Thank you, Mr Speaker. I cannot answer the hon. Gentleman’s question from the Dispatch Box, but I will of course write to him as soon as I get back to the MOD. I am not sure that it does represent what he is suggesting it represents. Some of the sites in question are complex. I am happy to write to him and copy the letter to you, Mr Speaker, as soon as I get back to the MOD.
I happily accept that offer from the Secretary of State. As he will know, I am principally concerned with matters of order and good form. Although in a human sense, no doubt, particular sites are of interest, they are not within my sphere of competence, and he knows that. What I am interested to hear about is the handling of the matter. He has given me a commitment on that, and I am grateful for it.
On a point of order, Mr Speaker. My hon. Friend Thomas Docherty has just raised a point of order about Kilmarnock being on the list of reopened or opening sites. The only place in Scotland that is determined as a location appears to be in Edinburgh, which is nowhere near Kilmarnock. It seems that every Member of the House, including Ministers, was reading this list for the first time.
I seek your guidance, Mr Speaker, because I was handed a copy of the Secretary of State’s oral statement as I arrived towards the end of Prime Minister’s questions, which is why I did not thank him for advance sight of it. The written statement was provided late. In fact, I have an e-mail from the House of Commons Library confirming that it arrived at 12.55 pm. That is well after the Secretary of State spoke and well after I spoke. When the House of Commons Library receives it only at 12.55 pm, something deeply untoward has happened. At 1 pm, a few minutes later, the supporting paperwork arrived.
Then, in the midst of all that, at about the same time, Dr Coffey, the Parliamentary Private Secretary to the Minister of State, Department for Business, Innovation and Skills, Michael Fallon, took it upon herself to scurry round the Chamber with a poor photocopy of documentation that we should have been provided with earlier. It does not have Kilmarnock on the list, so it was not only a rushed photocopy circulated informally but perhaps also incomplete.
My point of order, therefore, is to ask whether you would look kindly, Mr Speaker, on a request by the Minister for the Armed Forces to make a supplementary statement tomorrow in light of the fact that the weighty impact assessment arrived only in the past couple of minutes. No Member apart from myself and, I suspect, the Secretary of State is in possession of the impact assessment of the measures announced today. Would you look kindly, Mr Speaker, on a request by the Minister for the Armed Forces to make an additional statement tomorrow, so that this sordid mess can be clarified once and for all and so that we can have proper scrutiny?

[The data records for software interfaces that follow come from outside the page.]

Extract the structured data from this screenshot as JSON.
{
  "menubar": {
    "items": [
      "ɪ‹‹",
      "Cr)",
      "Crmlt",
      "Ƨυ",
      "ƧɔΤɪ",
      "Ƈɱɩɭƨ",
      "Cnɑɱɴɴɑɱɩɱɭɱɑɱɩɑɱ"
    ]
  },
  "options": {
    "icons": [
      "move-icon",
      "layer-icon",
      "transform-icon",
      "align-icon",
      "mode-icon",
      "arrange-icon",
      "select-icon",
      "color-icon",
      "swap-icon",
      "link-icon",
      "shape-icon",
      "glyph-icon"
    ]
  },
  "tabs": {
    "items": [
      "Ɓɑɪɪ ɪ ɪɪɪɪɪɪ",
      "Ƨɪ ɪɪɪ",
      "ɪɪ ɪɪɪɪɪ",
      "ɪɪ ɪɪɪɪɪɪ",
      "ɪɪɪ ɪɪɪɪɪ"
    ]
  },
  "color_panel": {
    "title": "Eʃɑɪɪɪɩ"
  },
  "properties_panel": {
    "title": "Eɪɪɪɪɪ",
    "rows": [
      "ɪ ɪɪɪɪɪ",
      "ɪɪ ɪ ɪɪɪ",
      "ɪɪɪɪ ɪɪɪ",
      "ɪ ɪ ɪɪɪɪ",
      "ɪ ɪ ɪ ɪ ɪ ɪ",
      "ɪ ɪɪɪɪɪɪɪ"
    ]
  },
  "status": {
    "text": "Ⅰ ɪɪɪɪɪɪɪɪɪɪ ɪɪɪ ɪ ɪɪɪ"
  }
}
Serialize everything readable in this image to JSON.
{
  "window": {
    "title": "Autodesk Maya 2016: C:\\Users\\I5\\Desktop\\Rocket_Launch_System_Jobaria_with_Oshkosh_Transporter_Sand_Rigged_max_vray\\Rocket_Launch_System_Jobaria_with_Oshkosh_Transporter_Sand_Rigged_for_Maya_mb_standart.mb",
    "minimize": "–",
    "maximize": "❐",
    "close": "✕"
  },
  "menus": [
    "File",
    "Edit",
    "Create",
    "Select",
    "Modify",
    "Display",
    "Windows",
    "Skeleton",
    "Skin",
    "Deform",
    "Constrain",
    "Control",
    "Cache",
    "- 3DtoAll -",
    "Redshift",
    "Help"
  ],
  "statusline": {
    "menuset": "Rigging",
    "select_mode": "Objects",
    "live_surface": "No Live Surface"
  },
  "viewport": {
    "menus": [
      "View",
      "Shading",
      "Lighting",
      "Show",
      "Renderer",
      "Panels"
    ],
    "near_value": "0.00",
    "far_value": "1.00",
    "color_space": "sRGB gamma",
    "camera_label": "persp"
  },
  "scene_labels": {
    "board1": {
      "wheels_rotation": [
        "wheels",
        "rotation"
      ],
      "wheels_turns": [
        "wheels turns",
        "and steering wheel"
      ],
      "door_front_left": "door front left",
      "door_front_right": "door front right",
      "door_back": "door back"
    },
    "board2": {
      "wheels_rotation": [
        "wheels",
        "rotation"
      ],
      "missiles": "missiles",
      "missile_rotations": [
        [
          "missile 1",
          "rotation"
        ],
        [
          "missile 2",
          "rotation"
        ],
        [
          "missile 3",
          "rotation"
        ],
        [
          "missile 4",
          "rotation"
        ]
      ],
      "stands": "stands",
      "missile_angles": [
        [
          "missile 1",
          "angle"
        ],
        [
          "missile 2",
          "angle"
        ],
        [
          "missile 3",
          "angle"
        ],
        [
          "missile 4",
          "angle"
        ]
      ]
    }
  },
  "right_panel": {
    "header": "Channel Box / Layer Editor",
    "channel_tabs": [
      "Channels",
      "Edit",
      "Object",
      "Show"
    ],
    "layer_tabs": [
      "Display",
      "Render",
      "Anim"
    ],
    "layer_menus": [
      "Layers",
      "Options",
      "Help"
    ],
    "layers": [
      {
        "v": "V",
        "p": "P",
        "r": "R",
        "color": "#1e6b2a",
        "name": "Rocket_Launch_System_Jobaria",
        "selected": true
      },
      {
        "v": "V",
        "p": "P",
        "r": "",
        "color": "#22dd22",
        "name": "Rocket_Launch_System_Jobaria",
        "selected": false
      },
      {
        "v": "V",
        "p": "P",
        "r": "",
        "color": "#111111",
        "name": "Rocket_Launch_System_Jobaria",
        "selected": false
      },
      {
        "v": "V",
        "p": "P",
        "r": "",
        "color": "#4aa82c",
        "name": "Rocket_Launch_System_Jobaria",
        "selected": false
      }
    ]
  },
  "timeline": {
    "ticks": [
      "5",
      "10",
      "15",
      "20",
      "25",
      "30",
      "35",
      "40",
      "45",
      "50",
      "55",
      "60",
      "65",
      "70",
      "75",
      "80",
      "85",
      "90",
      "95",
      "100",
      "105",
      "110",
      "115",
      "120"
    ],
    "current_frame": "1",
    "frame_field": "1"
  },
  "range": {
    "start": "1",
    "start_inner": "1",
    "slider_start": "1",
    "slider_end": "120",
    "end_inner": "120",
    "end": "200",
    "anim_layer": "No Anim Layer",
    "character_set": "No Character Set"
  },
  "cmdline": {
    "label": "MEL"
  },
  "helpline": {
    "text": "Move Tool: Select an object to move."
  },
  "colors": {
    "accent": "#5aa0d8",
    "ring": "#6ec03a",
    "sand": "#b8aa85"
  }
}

What I would say to the right hon. Gentleman is that it is a matter for Ministers to decide whether they wish to make oral statements to the House. As he will be aware, the convention whereby a Minister delivering an oral statement begins it by saying, “With permission, Mr Speaker, I should like to make a statement”, is just a convention and, frankly, a courtesy that is, I think, on the whole appreciated by the House, but Ministers can make statements to the House when they wish. The right hon. Gentleman may wish to wait to see whether there is an offer of a statement, but there are various parliamentary devices open to Members to deliver the scrutiny that they think a particular measure warrants and everything ought to be looked at on a case-by-case basis. Perhaps I can leave it there for now.